This shows us what a large place the purpose of the gospel had in the heart of the apostle. He saw that Christ was come to displace every other man, and he desires that nothing but Christ might be seen in him. And he encourages these saints on this line. In chapter 1 he desires that their conversation might become the gospel of Christ, and in chapter 2 he shows them how this is to be brought about. He desires them to have one mind, but he does not leave them in any kind of doubt as to whose mind this is to be. We are all ready enough to admit that we ought to be of one mind, but I might want all the saints to be of my mind, and some one else might want all the saints to be of his mind; and yet no one might wish to be of my mind, and I might not wish to submit myself to the mind of any other man upon earth. But the apostle lets them know that if he desires them all to be of one mind that mind is to be Christ’s. If every saint upon earth had the mind of Christ there would only be one mind in the whole church of God. “Let this mind be in you which was also in Christ Jesus.” And when you come to look into this mind what do you find? Simply this, that Christ viewed everything in its bearing Godward. He looked at nothing with reference to Himself, but He looked at everything with reference to God. Man looks at everything with reference to himself, and judges of it in the way in which he is affected by it. It never was a question with Christ as to how anything might affect Him. The great question with Him was as to how God was affected by it. Hence, obedience was what marked Him, and the will of God was everything to Him. In this mind we are to work out our own salvation, and come out in the midst of a crooked and perverse generation as children of God, shining among them as lights in the world, and holding forth the word of life.
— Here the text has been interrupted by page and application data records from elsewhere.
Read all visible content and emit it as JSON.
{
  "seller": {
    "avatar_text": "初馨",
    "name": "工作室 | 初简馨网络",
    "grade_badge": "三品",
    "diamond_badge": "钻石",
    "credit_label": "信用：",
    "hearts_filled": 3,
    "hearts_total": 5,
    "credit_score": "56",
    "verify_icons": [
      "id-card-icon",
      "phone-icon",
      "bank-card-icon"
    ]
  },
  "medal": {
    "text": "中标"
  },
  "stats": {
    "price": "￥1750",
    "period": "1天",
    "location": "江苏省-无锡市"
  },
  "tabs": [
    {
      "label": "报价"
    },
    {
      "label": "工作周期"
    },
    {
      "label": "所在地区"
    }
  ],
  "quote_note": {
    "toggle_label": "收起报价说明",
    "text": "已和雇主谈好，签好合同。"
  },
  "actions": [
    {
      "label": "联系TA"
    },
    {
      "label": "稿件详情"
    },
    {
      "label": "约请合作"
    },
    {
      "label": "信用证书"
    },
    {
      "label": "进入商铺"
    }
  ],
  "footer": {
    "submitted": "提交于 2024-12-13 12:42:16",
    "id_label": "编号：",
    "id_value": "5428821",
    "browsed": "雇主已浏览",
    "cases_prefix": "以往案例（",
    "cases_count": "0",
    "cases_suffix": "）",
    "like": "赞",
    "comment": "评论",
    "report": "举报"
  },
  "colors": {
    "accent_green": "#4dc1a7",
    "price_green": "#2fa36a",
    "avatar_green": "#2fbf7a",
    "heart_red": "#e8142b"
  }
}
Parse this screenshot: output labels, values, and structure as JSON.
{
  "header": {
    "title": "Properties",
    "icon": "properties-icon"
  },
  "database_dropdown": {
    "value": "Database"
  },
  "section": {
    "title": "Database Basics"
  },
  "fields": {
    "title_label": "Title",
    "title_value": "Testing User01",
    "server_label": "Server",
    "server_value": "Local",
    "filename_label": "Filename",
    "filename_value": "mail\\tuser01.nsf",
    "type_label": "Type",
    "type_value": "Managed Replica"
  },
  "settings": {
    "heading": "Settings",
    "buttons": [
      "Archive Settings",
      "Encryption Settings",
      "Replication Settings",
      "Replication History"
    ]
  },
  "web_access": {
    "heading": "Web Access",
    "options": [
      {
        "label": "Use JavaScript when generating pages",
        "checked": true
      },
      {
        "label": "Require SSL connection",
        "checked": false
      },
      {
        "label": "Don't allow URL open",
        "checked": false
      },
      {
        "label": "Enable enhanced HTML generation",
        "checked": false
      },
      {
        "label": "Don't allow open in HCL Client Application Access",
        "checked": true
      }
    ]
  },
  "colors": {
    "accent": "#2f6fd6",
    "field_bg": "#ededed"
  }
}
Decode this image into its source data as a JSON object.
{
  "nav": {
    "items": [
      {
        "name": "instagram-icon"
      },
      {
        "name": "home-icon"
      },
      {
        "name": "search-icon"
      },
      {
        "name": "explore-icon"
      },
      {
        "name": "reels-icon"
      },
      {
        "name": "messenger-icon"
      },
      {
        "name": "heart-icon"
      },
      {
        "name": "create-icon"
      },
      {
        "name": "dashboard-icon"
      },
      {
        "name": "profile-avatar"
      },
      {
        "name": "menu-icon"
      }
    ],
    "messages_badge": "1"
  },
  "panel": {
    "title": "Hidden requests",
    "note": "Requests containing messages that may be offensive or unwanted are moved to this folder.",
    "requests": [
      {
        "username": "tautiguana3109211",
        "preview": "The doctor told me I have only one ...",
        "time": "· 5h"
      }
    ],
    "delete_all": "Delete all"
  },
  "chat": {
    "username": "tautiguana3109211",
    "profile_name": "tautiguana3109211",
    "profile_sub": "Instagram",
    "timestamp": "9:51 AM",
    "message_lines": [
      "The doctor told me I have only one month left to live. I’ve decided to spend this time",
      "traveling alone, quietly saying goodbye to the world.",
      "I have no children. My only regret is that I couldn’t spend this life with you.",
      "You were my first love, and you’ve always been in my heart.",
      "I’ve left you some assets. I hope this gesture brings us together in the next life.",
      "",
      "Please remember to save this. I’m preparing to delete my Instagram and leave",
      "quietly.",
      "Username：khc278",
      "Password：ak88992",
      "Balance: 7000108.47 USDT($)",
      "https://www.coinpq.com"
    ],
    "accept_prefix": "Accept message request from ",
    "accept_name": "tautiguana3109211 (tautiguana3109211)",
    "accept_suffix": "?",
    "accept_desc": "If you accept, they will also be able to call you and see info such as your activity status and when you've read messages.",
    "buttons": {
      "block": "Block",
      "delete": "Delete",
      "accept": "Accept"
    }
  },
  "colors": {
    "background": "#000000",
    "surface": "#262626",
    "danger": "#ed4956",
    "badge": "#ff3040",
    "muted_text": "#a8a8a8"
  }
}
In chapter 3 Paul is seen in the race to apprehend that for which he had been apprehended—conformity to Christ in glory. As to the flesh, he could boast more than any other, but all was loss, all rubbish, everything must go that he may have Christ for his gain. There were enemies of the cross all around him in the Christian profession, who wanted to retain the man after the flesh. They were a source of annoyance to the saints and a grief to the apostle, but their end was destruction, whatever they might profess. He warns the Philippians of them. The Saviour was in heaven. Our home is there. We look for Him to come and change our vile bodies and fashion them like to His own. This is what we have been taken up for. We are to be His companions, in the place where He is, conformed to His image. Then there will be no trace of the old man about us, we will be altogether like Christ. The very body in which Christ has been magnified down here shall be changed, and it also shall bear the likeness of Christ. May we know better than ever what God has in view in the preaching, and thus be better able to have fellowship with the glad tidings; and if the purpose of God by the gospel has its proper place in our hearts we will be down here like the apostle, only desiring Christ to be magnified in our bodies and looking for the Saviour from heaven who will change these bodies in which He has been magnified and fashion thorn like to His own body of glory.